2012/04/19 09:51:23

Taipei, April 19 (CNA) Using smart technology wisely to organize green campaigns has become increasingly important for today's environmental movement, civic groups said before Earth Day on April 22, when they plan to introduce a series of virtual campaigns.

Widely applied in smartphones and other portable digital devices, smart technology is seen by many environmental groups as a personalized system for people to easily manage and react to information when they are on the go.

Chen Jui-pin, secretary-general of the Taiwan Environmental Information Association, said fast and convenient mobile connections have made his and other groups' appeals more accessible to the public.

"Smart technologies are ideal for many purposes, helping both event organizers find their target audience and local residents find activities that interest them," Chen said.

On a multimedia Earth Day campaign page maintained by the association, for instance, different civic groups can share information on their own Earth Day activities without following a pre-designated format or theme set by a particular organization.
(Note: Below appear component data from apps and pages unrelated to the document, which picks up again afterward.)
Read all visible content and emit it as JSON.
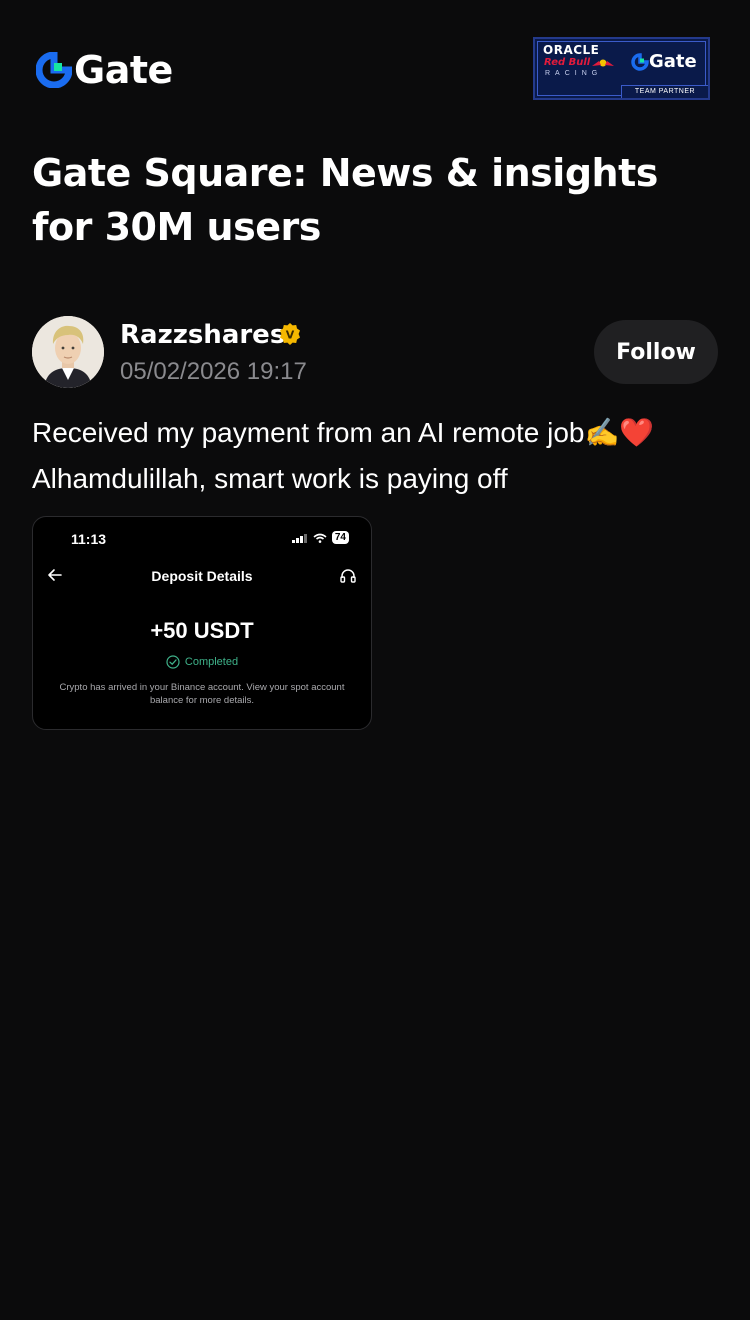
{
  "header": {
    "logo_text": "Gate",
    "partner_badge": {
      "oracle": "ORACLE",
      "redbull": "Red Bull",
      "racing": "RACING",
      "gate": "Gate",
      "team_partner": "TEAM PARTNER"
    }
  },
  "page": {
    "title": "Gate Square: News & insights for 30M users"
  },
  "post": {
    "author": "Razzshares",
    "verified_badge": "V",
    "timestamp": "05/02/2026 19:17",
    "follow_label": "Follow",
    "body_line1": "Received my payment from an AI remote job✍️❤️",
    "body_line2": "Alhamdulillah, smart work is paying off",
    "attachment": {
      "status_time": "11:13",
      "battery": "74",
      "title": "Deposit Details",
      "amount": "+50 USDT",
      "status": "Completed",
      "note": "Crypto has arrived in your Binance account. View your spot account balance for more details."
    }
  },
  "colors": {
    "background": "#0b0b0c",
    "brand_blue": "#1a6cf0",
    "brand_green": "#17e5a1",
    "verified_gold": "#f5b800",
    "follow_bg": "#202022",
    "muted_text": "#8a8a8e",
    "success_green": "#3fb28a"
  },
  "icons": {
    "logo": "gate-logo-icon",
    "verified": "verified-badge-icon",
    "back": "back-arrow-icon",
    "support": "headset-icon",
    "check": "check-circle-icon"
  }
}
The combination of social networking sites, such as Facebook and YouTube, and the introduction of interactive maps and quick response codes, Chen said, provide enough flexibility to allow individual groups to reach their audience without needing an umbrella association's assistance in setting a strict agenda.

Likewise, the CommonWealth Educational Foundation, which will run a "low-carbon homeland" program from April 22 to June 5, said it plans to feature a virtual curriculum so more people can get involved.

"We are looking to faster and smarter Internet solutions to broaden the scale of our educational program," said Chuang Ya-chuan, a public relations representative of the CommonWealth Magazine Group, the parent company of the foundation.

In the virtual "Green Classroom," Chuang said, web users can click on an "upset" endangered animal icon and monitor how the animal "turns happier" through a study process.

Chuang said that through other sharing and filing functions, participants can compare their learning progress with others and print out a certificate once they complete the lessons.

"It's both the smart technology and the smart ways of using it that make environmental campaigns more interesting," she said. "Plus, the approach is more environmentally friendly."

(By Lee Hsin-Yin)